Scan the records for "chevron" and copy each line that contains it.

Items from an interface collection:
[Start of section]
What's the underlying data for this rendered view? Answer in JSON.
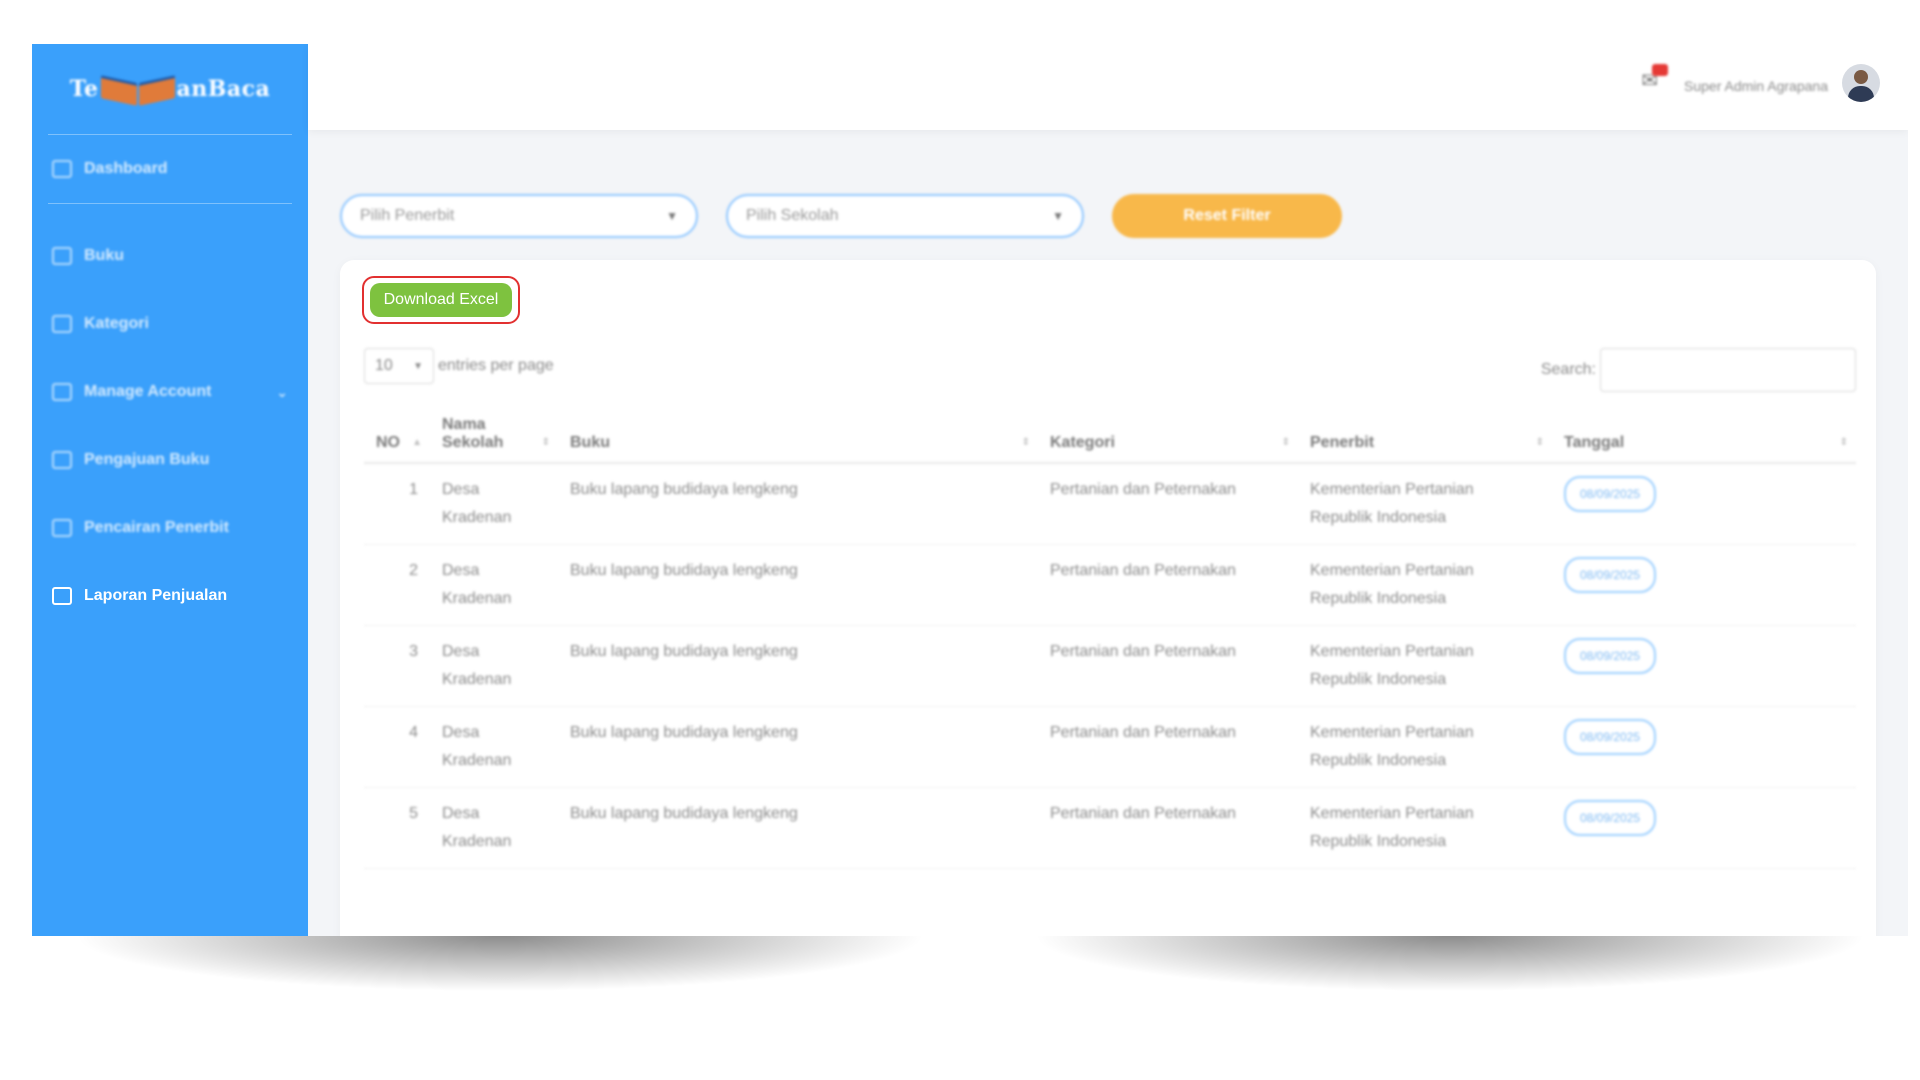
{
  "brand": {
    "left": "Te",
    "right": "anBaca"
  },
  "sidebar": {
    "items": [
      {
        "label": "Dashboard",
        "icon": "home-icon"
      },
      {
        "label": "Buku",
        "icon": "book-icon"
      },
      {
        "label": "Kategori",
        "icon": "list-icon"
      },
      {
        "label": "Manage Account",
        "icon": "users-icon"
      },
      {
        "label": "Pengajuan Buku",
        "icon": "upload-icon"
      },
      {
        "label": "Pencairan Penerbit",
        "icon": "money-icon"
      },
      {
        "label": "Laporan Penjualan",
        "icon": "report-icon"
      }
    ]
  },
  "topbar": {
    "username": "Super Admin Agrapana"
  },
  "filters": {
    "publisher_placeholder": "Pilih Penerbit",
    "school_placeholder": "Pilih Sekolah",
    "reset_label": "Reset Filter"
  },
  "toolbar": {
    "download_label": "Download Excel"
  },
  "table": {
    "entries_value": "10",
    "entries_label": "entries per page",
    "search_label": "Search:",
    "columns": [
      "NO",
      "Nama Sekolah",
      "Buku",
      "Kategori",
      "Penerbit",
      "Tanggal"
    ],
    "rows": [
      {
        "no": "1",
        "school": "Desa Kradenan",
        "book": "Buku lapang budidaya lengkeng",
        "category": "Pertanian dan Peternakan",
        "publisher": "Kementerian Pertanian Republik Indonesia",
        "date": "08/09/2025"
      },
      {
        "no": "2",
        "school": "Desa Kradenan",
        "book": "Buku lapang budidaya lengkeng",
        "category": "Pertanian dan Peternakan",
        "publisher": "Kementerian Pertanian Republik Indonesia",
        "date": "08/09/2025"
      },
      {
        "no": "3",
        "school": "Desa Kradenan",
        "book": "Buku lapang budidaya lengkeng",
        "category": "Pertanian dan Peternakan",
        "publisher": "Kementerian Pertanian Republik Indonesia",
        "date": "08/09/2025"
      },
      {
        "no": "4",
        "school": "Desa Kradenan",
        "book": "Buku lapang budidaya lengkeng",
        "category": "Pertanian dan Peternakan",
        "publisher": "Kementerian Pertanian Republik Indonesia",
        "date": "08/09/2025"
      },
      {
        "no": "5",
        "school": "Desa Kradenan",
        "book": "Buku lapang budidaya lengkeng",
        "category": "Pertanian dan Peternakan",
        "publisher": "Kementerian Pertanian Republik Indonesia",
        "date": "08/09/2025"
      }
    ]
  }
}
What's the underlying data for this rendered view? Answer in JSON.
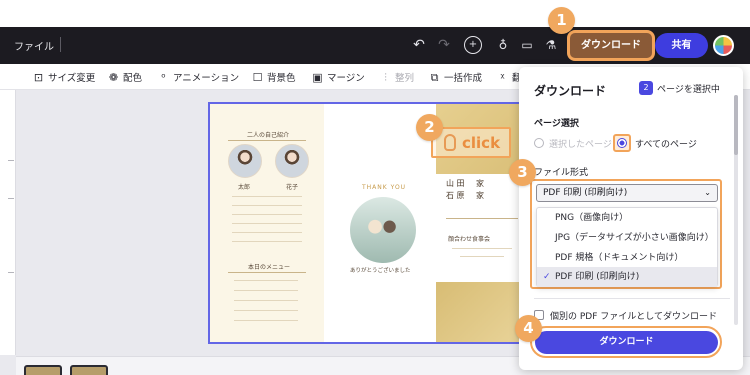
{
  "topbar": {
    "file_menu": "ファイル",
    "download_label": "ダウンロード",
    "share_label": "共有",
    "icons": [
      "undo-icon",
      "redo-icon",
      "add-user-icon",
      "lightbulb-icon",
      "comment-icon",
      "flask-icon"
    ]
  },
  "toolbar": {
    "items": [
      {
        "label": "サイズ変更",
        "icon": "resize-icon"
      },
      {
        "label": "配色",
        "icon": "palette-icon"
      },
      {
        "label": "アニメーション",
        "icon": "animation-icon"
      },
      {
        "label": "背景色",
        "icon": "square-icon"
      },
      {
        "label": "マージン",
        "icon": "margin-icon"
      },
      {
        "label": "整列",
        "icon": "align-icon"
      },
      {
        "label": "一括作成",
        "icon": "bulk-icon"
      },
      {
        "label": "翻",
        "icon": "translate-icon"
      }
    ]
  },
  "steps": {
    "s1": "1",
    "s2": "2",
    "s3": "3",
    "s4": "4"
  },
  "click_marker": "click",
  "canvas": {
    "heading": "二人の自己紹介",
    "groom_name": "太郎",
    "bride_name": "花子",
    "menu_heading": "本日のメニュー",
    "thank_you": "THANK YOU",
    "thanks_msg": "ありがとうございました",
    "family_1": "山 田",
    "family_2": "石 原",
    "family_label_1": "家",
    "family_label_2": "家",
    "event_title": "顔合わせ食事会"
  },
  "download_panel": {
    "title": "ダウンロード",
    "page_count": "2",
    "page_select_label": "ページを選択中",
    "page_section": "ページ選択",
    "radio_selected_pages": "選択したページ",
    "radio_all_pages": "すべてのページ",
    "format_section": "ファイル形式",
    "format_value": "PDF 印刷 (印刷向け)",
    "options": [
      "PNG（画像向け）",
      "JPG（データサイズが小さい画像向け）",
      "PDF 規格（ドキュメント向け）",
      "PDF 印刷 (印刷向け)"
    ],
    "separate_pdf_label": "個別の PDF ファイルとしてダウンロード",
    "download_button": "ダウンロード",
    "accent_color": "#4a48e0",
    "highlight_color": "#f2a45a"
  }
}
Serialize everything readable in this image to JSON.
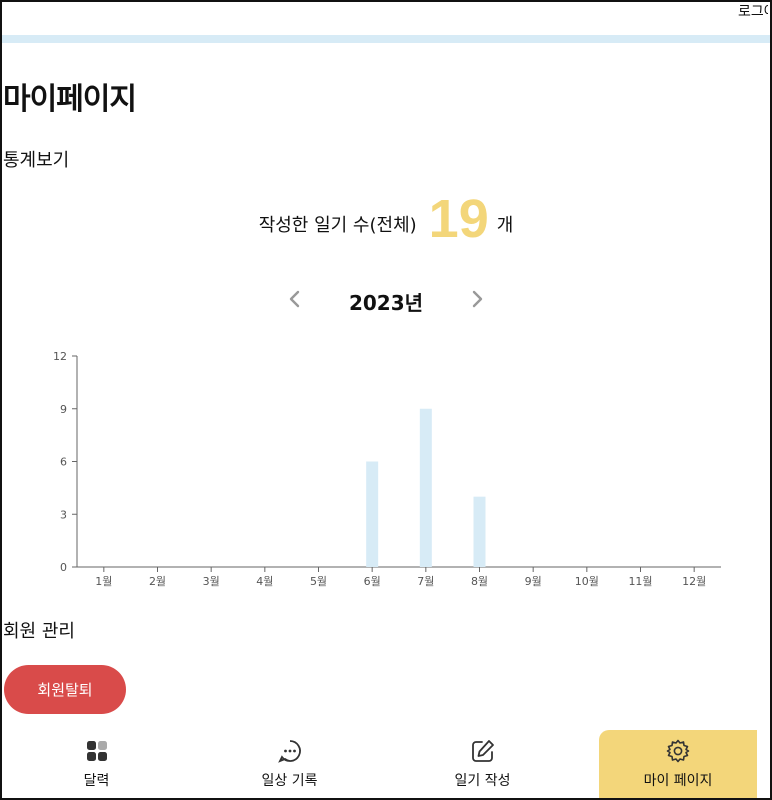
{
  "header": {
    "logout_label": "로그아웃"
  },
  "page_title": "마이페이지",
  "stats": {
    "section_title": "통계보기",
    "total_label": "작성한 일기 수(전체)",
    "total_count": "19",
    "unit": "개"
  },
  "year_nav": {
    "prev_icon": "chevron-left-icon",
    "year_label": "2023년",
    "next_icon": "chevron-right-icon"
  },
  "chart_data": {
    "type": "bar",
    "categories": [
      "1월",
      "2월",
      "3월",
      "4월",
      "5월",
      "6월",
      "7월",
      "8월",
      "9월",
      "10월",
      "11월",
      "12월"
    ],
    "values": [
      0,
      0,
      0,
      0,
      0,
      6,
      9,
      4,
      0,
      0,
      0,
      0
    ],
    "ylim": [
      0,
      12
    ],
    "yticks": [
      0,
      3,
      6,
      9,
      12
    ],
    "bar_color": "#d7ebf6",
    "grid": false
  },
  "account": {
    "section_title": "회원 관리",
    "withdraw_label": "회원탈퇴"
  },
  "bottom_nav": {
    "items": [
      {
        "label": "달력",
        "icon": "grid-icon"
      },
      {
        "label": "일상 기록",
        "icon": "chat-bubble-icon"
      },
      {
        "label": "일기 작성",
        "icon": "edit-icon"
      },
      {
        "label": "마이 페이지",
        "icon": "gear-icon"
      }
    ],
    "active_color": "#f3d67a"
  }
}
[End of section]
◆ EXERCISE SOLUTION
    "prev_icon": "chevron-left-icon",
    "next_icon": "chevron-right-icon"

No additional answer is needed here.